Out of all of the different GMs and Managers that I’ve had the privilege to work with I feel that one manager from Texas has impacted me the most on a personal level. This young woman was not much older than me, she was nervous about coming to my Centre as it was the first time she travelled to give support to another location, and she celebrated Easter from her hotel room on the phone with her husband and two children. This woman had a LOT of reasons to dislike the timing of her visit to Boston, but she did not express a single aggravated thought during her entire visit. Before meeting this woman I thought that my management situation was bad, and I was gladly humbled when she shared with me that when she was hired into our company her GM was fired right after she received her training. Her most experienced help available did not know her well enough to respond to her leadership right away, and she had had about 2 weeks exposure to the company before she had to run things on her own.

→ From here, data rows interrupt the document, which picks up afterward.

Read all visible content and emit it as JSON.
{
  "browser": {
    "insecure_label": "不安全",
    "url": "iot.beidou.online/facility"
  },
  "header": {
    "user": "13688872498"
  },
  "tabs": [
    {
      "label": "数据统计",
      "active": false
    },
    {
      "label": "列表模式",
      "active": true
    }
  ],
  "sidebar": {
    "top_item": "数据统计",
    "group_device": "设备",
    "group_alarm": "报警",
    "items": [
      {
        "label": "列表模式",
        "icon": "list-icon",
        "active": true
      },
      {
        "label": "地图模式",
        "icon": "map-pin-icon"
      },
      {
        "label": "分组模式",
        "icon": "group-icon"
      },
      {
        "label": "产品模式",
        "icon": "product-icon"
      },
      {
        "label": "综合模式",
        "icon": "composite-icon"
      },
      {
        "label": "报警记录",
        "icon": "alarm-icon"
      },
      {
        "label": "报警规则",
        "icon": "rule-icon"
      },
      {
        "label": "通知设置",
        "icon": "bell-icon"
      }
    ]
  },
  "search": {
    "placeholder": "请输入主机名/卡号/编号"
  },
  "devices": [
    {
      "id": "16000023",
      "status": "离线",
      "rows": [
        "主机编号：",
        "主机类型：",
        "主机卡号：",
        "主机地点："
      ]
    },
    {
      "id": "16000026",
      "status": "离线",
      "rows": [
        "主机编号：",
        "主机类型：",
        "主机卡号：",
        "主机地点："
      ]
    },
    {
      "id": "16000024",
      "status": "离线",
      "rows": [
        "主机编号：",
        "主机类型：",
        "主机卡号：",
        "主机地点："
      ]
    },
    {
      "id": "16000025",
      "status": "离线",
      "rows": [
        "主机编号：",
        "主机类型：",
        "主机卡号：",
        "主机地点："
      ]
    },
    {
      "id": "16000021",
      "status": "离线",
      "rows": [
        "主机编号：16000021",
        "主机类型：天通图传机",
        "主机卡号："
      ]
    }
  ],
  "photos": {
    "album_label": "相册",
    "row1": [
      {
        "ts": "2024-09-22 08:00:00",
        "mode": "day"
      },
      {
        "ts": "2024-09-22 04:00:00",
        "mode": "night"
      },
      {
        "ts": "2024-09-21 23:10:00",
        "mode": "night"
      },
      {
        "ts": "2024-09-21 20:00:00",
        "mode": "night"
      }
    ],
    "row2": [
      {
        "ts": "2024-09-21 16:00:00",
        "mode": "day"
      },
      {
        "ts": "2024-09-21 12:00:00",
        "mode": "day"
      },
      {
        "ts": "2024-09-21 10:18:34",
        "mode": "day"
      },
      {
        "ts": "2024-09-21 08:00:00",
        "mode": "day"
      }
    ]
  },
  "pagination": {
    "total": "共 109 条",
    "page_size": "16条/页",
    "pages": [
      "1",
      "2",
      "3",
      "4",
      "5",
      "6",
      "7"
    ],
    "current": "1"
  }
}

What kept this woman going during her transition? The same thing that has kept me going since she led me by example—positivity. Positivity as a concept was something that I tried to impress upon my crew to keep morale high, but I was admittedly faking it a lot of the time at first. Spinning my wheels and trying to get things done without having a lot of experience or consistency to help my efforts, negativity easily crept into my mindset. To my chagrin, that negativity kept me pretty comfortable for a while; I was almost content stewing over a host of little things that a positive person wouldn’t even think about for more than a few seconds. Staying positive is not easy when you’re stuck in your own ways and you can’t see the bigger picture, the impact that positivity can have on your team. Positivity can be the difference between having to calm your staff member down when a customer is rude vs. laughing about how calmly they deflected a rude comment. Positivity can be the difference between raging out whenever the phone rings vs. jumping to grab the phone because every call could lead to more business. Positivity can be the difference between putting on your uniform and dreading the next ten hours vs. putting on your uniform excited to make a difference.
I still have a lot to learn, and I am positive that my new General Manager and I will work exceptionally well together when I return from vacation. I got to work alongside him during a lot of his training and he shows a sincere effort to improve himself, me, our team, and our Centre. I look forward to growing under his leadership, improving my own leadership, and looking back on my recent transitional period as a learning experience from my first year on the job.